that operate without integrity—by cutting corners, overcharging,
underpaying, or otherwise devaluing clients and employees—don’t last
long. Because of these cheap tricks, they may soar in the short-term by
fooling people into thinking they’re something they’re not, but
eventually, they will fall. And most of them will fall hard. The reason is simple: You can’t sustain a business on a foundation of sand.
To create a business with integrity, start at the beginning. What’s the mission of your business? Think big on the what and get specific on the how. For example, our mission at Round Table Companies is to help
build our clients dreams (the what) through the power of exceptional
strategy, writing and design (the how). Think hard and get creative
about the ways in which you’ll accomplish your mission and, perhaps
most importantly, why this mission matters to you.
Another huge step is to figure out your core values, both as an
individual and a company.
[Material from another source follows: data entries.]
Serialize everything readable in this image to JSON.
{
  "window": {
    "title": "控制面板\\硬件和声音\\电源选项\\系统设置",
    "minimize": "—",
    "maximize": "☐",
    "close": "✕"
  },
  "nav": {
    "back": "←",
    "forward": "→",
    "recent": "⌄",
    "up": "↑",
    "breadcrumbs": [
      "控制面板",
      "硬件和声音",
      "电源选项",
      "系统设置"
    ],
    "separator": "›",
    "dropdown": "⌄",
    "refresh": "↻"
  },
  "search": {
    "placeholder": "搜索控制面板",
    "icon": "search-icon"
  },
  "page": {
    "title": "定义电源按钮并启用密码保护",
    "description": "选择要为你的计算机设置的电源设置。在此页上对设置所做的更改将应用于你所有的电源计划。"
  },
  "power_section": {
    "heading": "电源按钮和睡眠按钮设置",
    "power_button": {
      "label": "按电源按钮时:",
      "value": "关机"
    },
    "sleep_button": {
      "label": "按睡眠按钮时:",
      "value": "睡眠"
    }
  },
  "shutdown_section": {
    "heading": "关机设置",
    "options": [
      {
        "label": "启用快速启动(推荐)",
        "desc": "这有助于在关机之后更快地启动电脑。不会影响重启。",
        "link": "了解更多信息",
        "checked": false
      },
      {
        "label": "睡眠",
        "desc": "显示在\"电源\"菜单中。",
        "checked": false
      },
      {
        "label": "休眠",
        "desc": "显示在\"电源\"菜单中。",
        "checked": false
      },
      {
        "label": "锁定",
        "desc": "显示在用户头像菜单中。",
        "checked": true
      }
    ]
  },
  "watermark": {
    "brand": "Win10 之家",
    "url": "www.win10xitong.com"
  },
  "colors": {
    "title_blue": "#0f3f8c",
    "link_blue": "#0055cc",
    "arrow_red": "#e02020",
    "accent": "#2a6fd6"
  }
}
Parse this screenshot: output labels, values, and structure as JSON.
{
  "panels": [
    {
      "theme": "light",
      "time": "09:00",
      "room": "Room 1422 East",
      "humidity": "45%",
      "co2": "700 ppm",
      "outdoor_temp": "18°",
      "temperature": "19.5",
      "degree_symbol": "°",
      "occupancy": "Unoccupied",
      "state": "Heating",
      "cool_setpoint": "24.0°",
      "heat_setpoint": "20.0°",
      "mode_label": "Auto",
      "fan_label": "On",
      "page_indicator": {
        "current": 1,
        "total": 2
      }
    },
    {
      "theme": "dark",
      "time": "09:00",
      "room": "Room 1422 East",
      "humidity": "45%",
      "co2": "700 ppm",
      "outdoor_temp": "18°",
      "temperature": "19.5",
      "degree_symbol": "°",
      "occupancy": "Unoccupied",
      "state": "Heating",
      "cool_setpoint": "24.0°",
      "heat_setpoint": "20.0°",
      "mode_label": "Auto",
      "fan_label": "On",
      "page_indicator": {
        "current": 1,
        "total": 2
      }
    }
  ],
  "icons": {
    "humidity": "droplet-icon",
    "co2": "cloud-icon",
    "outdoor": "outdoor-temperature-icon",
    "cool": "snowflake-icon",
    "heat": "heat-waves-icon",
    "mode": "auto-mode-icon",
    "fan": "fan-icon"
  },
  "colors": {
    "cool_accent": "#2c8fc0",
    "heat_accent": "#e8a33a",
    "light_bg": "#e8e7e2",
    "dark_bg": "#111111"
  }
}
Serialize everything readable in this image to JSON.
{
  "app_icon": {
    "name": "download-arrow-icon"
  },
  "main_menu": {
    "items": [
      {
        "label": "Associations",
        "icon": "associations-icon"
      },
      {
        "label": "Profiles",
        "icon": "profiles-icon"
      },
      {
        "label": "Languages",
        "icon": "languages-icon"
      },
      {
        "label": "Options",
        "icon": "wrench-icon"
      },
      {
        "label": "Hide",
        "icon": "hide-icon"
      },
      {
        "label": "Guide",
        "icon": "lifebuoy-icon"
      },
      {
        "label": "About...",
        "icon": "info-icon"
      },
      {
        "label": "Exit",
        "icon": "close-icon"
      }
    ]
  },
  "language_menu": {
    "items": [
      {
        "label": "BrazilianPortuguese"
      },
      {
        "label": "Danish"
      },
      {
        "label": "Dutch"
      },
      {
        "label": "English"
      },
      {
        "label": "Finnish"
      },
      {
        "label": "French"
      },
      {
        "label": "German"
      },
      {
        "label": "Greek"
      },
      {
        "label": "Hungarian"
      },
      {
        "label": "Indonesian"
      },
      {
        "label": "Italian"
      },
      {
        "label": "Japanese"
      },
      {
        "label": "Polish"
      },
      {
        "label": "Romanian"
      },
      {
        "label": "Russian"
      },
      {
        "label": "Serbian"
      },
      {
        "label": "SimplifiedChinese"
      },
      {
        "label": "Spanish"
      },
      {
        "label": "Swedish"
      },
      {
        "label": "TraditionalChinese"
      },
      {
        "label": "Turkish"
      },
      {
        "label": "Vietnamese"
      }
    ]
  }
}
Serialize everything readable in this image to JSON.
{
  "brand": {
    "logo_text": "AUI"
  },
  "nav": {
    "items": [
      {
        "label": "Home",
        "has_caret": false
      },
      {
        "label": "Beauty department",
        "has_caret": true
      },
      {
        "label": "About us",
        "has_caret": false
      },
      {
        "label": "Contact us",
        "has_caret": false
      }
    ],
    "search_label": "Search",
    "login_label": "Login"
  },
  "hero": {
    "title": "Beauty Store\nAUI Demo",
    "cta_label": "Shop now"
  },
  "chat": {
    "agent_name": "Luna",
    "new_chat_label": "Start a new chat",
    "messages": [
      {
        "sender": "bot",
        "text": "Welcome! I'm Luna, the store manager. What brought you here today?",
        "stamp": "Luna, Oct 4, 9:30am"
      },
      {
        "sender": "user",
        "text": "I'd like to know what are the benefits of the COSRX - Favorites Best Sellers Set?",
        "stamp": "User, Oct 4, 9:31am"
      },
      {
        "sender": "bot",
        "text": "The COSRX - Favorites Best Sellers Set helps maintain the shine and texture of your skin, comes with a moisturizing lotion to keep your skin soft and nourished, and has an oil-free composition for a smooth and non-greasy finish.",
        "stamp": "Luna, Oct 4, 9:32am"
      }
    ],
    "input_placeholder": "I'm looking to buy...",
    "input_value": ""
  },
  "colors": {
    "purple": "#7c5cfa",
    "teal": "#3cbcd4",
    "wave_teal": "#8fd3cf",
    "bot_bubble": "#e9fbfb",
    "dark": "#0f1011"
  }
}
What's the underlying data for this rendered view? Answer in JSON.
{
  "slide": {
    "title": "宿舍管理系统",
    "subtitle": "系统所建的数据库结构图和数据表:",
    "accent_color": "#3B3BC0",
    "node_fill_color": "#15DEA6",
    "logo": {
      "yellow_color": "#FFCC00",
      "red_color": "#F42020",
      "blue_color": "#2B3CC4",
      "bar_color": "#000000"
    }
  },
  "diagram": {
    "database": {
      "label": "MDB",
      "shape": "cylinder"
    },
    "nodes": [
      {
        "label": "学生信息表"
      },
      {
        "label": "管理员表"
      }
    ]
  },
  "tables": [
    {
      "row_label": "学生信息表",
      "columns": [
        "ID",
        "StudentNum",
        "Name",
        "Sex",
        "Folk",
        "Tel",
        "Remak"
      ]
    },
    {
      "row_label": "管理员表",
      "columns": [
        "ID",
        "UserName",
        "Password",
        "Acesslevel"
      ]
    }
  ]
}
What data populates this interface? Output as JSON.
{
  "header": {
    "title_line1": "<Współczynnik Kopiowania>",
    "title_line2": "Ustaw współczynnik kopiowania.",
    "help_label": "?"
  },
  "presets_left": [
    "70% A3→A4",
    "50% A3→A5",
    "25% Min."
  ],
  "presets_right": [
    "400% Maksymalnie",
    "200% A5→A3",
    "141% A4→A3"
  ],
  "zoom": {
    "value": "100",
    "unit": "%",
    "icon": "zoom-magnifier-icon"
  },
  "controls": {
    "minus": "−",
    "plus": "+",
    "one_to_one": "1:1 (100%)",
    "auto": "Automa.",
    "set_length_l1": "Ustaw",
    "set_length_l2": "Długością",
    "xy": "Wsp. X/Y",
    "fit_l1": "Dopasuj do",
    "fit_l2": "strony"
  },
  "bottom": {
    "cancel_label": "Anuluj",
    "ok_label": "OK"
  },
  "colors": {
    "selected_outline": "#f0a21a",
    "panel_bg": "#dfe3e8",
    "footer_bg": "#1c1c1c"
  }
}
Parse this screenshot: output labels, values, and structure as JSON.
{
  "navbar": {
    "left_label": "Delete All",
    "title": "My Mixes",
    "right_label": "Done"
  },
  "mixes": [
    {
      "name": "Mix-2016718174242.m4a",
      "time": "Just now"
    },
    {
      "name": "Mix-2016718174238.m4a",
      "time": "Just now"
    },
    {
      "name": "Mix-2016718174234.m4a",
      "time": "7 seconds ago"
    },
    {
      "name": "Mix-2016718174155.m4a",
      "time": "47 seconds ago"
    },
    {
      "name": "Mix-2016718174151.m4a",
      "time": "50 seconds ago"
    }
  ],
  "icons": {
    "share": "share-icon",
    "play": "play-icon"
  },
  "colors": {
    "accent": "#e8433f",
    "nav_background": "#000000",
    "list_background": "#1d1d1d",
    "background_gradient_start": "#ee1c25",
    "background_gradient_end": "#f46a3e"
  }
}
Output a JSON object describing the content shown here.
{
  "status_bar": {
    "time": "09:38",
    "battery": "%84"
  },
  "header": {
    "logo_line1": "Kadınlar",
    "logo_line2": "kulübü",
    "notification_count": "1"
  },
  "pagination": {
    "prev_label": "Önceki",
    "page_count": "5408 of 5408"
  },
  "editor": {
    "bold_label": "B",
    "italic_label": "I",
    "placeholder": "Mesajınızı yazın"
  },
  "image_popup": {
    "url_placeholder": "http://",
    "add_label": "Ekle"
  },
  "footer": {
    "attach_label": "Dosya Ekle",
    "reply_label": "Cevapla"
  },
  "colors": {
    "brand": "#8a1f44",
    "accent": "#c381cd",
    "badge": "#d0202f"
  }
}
Ours at the Table are Integrity, Brilliance,
Joy, Synergy, and Creativity. (Need help determining your core values?
Contact us at email@example.com
for a free workbook.) We work hard to infuse everything we do with our
core values. If a process, a team member, or a client isn’t matching
up, we immediately try to resolve the problem.
Defining your core values and presenting them to the world—on your
website or mission page, for example—immediately ensures that you’re
held accountable to them. If one of your core values is expediency, for
example, you probably won’t let yourself get lazy with returning client
calls. In other words, make sure that everything, from client and
employee relationships to the brochures you make to the speeches you
give, mesh with your core values. In doing this, you will constantly
operate with integrity. And it will show.